** Web page and app entries **
++++

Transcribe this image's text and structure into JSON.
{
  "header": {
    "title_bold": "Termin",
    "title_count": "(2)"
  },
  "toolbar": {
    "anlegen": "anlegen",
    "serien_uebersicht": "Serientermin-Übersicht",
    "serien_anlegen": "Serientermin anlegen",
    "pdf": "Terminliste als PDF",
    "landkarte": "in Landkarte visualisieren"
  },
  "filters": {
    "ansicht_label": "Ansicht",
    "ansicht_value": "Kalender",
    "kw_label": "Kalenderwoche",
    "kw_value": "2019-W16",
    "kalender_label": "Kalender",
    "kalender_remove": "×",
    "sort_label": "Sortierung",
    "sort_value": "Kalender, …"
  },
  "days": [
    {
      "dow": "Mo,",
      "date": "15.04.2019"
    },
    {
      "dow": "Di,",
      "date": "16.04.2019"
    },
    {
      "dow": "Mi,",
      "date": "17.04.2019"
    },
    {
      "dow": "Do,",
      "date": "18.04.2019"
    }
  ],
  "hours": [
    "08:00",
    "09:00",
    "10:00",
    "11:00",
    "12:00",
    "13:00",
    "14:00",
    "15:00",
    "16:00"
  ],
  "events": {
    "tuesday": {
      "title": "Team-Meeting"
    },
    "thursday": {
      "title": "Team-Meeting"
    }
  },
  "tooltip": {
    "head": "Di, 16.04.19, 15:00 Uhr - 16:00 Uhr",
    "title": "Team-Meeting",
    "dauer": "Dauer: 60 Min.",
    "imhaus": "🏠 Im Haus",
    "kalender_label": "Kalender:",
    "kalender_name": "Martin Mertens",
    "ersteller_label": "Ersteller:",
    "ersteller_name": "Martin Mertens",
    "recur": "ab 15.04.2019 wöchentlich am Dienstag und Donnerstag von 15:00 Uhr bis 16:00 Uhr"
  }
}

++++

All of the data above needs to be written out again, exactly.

** Exercise response **
Transcribe this image's text and structure into JSON.
{
  "header": {
    "title_bold": "Termin",
    "title_count": "(2)"
  },
  "toolbar": {
    "anlegen": "anlegen",
    "serien_uebersicht": "Serientermin-Übersicht",
    "serien_anlegen": "Serientermin anlegen",
    "pdf": "Terminliste als PDF",
    "landkarte": "in Landkarte visualisieren"
  },
  "filters": {
    "ansicht_label": "Ansicht",
    "ansicht_value": "Kalender",
    "kw_label": "Kalenderwoche",
    "kw_value": "2019-W16",
    "kalender_label": "Kalender",
    "kalender_remove": "×",
    "sort_label": "Sortierung",
    "sort_value": "Kalender, …"
  },
  "days": [
    {
      "dow": "Mo,",
      "date": "15.04.2019"
    },
    {
      "dow": "Di,",
      "date": "16.04.2019"
    },
    {
      "dow": "Mi,",
      "date": "17.04.2019"
    },
    {
      "dow": "Do,",
      "date": "18.04.2019"
    }
  ],
  "hours": [
    "08:00",
    "09:00",
    "10:00",
    "11:00",
    "12:00",
    "13:00",
    "14:00",
    "15:00",
    "16:00"
  ],
  "events": {
    "tuesday": {
      "title": "Team-Meeting"
    },
    "thursday": {
      "title": "Team-Meeting"
    }
  },
  "tooltip": {
    "head": "Di, 16.04.19, 15:00 Uhr - 16:00 Uhr",
    "title": "Team-Meeting",
    "dauer": "Dauer: 60 Min.",
    "imhaus": "🏠 Im Haus",
    "kalender_label": "Kalender:",
    "kalender_name": "Martin Mertens",
    "ersteller_label": "Ersteller:",
    "ersteller_name": "Martin Mertens",
    "recur": "ab 15.04.2019 wöchentlich am Dienstag und Donnerstag von 15:00 Uhr bis 16:00 Uhr"
  }
}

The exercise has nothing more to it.